→ What to work on
Tally the lines below that contain the word "Account", then give the tally and nothing more.

[Stored records]
*** Begin section ***

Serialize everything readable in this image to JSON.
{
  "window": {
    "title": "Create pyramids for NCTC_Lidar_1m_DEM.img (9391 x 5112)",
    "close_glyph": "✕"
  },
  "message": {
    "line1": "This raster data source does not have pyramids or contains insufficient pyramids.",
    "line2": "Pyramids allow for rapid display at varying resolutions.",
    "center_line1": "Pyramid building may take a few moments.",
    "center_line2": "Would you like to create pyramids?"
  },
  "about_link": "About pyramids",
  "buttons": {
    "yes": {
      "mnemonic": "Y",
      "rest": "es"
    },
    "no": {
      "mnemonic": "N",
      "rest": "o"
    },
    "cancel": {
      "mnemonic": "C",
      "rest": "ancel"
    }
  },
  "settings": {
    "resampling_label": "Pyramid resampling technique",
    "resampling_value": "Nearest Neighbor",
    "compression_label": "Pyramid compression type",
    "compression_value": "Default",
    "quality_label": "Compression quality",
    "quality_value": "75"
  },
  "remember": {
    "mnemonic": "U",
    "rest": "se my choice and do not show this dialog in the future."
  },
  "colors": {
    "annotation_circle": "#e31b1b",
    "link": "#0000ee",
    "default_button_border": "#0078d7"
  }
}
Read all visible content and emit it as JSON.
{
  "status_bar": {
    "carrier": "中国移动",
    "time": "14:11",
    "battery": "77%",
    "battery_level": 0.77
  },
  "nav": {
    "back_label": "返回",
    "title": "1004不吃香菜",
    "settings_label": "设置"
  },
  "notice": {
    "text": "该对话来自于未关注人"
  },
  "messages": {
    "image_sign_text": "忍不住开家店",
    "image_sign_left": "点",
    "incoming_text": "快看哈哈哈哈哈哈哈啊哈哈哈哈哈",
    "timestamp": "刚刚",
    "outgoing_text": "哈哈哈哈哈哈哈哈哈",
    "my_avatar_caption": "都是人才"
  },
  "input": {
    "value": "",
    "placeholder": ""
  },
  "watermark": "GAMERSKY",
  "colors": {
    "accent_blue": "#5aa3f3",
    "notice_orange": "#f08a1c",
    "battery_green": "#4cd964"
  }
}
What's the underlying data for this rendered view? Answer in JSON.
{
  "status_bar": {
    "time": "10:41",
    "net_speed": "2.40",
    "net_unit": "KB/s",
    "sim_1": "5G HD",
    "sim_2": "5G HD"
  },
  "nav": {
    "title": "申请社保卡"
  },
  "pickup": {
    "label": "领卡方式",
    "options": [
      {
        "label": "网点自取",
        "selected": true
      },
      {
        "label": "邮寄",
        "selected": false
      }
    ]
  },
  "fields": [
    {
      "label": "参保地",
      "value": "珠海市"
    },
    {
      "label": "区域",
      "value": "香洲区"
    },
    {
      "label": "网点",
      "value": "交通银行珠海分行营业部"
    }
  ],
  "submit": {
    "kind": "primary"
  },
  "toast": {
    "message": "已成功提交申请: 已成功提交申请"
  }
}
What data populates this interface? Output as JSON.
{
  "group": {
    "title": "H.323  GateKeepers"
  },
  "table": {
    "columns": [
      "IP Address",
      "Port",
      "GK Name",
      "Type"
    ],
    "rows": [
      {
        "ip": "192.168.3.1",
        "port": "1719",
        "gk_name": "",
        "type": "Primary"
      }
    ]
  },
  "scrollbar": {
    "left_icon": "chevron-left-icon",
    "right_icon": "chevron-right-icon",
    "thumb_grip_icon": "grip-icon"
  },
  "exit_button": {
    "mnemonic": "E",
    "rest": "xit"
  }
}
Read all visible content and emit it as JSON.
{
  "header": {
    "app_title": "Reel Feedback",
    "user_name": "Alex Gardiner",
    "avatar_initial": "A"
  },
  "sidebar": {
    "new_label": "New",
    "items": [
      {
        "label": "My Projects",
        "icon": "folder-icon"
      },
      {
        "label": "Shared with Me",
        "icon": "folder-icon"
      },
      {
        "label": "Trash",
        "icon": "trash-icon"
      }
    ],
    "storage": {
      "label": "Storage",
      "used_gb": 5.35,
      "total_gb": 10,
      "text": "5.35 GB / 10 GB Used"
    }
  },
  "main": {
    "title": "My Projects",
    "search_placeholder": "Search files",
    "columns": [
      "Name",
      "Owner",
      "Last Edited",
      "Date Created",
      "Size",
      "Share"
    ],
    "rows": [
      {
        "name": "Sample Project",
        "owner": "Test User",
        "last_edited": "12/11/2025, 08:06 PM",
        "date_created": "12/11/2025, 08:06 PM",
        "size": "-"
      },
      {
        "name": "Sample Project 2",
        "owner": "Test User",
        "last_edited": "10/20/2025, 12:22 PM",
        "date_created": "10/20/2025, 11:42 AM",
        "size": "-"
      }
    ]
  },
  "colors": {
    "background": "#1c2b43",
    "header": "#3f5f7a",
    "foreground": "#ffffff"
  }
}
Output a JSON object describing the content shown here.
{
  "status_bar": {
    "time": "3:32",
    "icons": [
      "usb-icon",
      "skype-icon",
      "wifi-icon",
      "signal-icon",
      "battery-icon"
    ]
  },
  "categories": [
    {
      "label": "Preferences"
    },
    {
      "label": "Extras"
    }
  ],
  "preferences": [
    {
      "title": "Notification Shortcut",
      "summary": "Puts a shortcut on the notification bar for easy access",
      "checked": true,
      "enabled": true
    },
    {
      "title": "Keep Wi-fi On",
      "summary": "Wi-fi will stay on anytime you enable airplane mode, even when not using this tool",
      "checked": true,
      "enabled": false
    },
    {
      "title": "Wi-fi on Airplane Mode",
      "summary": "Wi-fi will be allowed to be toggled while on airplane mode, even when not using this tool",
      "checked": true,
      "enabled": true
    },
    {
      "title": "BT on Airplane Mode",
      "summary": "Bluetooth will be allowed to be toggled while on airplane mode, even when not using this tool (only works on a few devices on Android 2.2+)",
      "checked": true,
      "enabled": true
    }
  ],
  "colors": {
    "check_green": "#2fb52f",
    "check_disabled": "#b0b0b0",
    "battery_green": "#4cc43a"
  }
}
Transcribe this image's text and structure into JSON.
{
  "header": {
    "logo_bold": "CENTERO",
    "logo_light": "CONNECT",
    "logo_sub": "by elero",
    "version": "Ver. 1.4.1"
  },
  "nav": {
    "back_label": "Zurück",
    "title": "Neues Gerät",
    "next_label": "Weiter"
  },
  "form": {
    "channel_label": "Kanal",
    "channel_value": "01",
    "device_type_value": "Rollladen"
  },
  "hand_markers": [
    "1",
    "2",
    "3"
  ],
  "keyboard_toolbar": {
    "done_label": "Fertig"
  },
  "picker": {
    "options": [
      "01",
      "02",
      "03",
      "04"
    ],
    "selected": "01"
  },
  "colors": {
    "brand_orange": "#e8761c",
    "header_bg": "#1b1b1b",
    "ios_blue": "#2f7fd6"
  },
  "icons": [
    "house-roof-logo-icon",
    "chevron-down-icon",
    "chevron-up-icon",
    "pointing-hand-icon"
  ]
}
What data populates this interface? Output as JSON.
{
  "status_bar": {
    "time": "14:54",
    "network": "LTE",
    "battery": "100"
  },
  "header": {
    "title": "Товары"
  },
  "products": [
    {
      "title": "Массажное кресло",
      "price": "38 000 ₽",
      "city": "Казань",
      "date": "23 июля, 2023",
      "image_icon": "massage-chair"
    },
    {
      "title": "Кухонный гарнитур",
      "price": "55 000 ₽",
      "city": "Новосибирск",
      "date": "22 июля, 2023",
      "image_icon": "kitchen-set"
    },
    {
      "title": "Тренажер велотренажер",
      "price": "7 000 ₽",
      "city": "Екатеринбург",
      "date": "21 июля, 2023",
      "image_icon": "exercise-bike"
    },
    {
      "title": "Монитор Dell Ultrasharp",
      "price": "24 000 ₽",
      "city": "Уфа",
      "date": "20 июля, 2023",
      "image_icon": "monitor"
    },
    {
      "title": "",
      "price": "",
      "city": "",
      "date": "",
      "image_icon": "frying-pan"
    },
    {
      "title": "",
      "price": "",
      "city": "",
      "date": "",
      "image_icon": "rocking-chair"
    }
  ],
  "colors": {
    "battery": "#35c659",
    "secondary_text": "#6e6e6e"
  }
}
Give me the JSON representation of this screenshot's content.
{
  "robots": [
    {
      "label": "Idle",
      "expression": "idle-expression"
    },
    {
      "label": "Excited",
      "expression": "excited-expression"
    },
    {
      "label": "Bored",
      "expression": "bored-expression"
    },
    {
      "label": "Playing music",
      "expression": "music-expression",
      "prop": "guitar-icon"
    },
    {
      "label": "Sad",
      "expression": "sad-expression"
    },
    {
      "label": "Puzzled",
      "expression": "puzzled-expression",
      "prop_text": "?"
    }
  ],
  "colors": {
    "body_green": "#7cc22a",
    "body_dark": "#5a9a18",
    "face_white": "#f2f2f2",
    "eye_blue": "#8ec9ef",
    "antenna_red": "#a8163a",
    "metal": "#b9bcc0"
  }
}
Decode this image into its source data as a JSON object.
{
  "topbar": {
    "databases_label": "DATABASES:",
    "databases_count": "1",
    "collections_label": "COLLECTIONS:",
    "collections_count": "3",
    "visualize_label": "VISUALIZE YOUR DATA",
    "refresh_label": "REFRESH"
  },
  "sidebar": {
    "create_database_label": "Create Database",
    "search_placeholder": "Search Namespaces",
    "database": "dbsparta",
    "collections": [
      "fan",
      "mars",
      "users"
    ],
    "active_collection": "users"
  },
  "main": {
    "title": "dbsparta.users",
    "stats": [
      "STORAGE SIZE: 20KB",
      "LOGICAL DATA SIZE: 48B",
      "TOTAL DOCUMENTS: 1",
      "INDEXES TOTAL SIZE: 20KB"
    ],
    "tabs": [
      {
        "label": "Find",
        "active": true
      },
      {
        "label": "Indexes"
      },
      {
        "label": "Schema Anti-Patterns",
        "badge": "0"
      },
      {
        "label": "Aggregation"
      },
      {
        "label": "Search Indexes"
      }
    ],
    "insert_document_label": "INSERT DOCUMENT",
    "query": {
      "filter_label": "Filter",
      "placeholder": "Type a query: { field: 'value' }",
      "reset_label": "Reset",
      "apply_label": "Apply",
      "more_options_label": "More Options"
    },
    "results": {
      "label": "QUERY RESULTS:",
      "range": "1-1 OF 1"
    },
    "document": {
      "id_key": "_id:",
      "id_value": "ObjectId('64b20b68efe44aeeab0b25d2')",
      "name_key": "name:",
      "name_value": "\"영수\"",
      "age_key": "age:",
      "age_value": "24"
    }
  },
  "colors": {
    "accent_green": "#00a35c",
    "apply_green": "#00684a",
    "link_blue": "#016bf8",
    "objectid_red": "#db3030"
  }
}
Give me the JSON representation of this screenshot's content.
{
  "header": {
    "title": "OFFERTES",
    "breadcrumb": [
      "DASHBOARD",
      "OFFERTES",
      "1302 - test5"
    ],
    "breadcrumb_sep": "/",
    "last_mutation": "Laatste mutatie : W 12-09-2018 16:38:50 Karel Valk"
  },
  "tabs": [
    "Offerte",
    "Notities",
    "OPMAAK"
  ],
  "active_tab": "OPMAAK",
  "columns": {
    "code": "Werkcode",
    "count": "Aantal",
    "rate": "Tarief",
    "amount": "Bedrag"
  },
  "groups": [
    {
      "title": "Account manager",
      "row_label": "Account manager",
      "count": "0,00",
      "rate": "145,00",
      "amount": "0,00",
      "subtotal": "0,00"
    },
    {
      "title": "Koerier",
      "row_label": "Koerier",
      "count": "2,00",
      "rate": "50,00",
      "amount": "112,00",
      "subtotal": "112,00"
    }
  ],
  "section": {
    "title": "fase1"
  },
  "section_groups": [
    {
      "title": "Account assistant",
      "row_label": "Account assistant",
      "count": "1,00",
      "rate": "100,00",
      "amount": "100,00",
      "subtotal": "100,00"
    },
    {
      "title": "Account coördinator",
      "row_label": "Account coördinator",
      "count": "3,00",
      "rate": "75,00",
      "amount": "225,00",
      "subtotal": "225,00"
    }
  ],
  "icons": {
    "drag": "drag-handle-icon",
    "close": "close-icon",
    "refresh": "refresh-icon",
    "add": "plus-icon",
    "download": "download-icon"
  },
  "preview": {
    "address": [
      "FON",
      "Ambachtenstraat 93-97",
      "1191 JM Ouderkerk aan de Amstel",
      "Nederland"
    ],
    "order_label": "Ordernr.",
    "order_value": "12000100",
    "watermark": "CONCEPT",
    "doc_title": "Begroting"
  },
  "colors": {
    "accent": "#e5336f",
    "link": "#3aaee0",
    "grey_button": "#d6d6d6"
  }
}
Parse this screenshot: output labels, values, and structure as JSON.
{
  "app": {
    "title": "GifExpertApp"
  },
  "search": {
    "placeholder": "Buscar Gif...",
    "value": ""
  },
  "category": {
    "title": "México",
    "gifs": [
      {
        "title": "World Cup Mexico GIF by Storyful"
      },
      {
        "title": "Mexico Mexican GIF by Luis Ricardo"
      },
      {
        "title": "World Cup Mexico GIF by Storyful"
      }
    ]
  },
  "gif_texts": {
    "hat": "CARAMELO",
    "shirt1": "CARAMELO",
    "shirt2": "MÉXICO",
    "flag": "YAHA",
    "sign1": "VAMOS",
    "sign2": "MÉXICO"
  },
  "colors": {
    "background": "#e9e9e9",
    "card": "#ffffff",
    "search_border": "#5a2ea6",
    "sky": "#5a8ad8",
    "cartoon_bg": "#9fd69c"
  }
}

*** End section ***

→ Written answer
6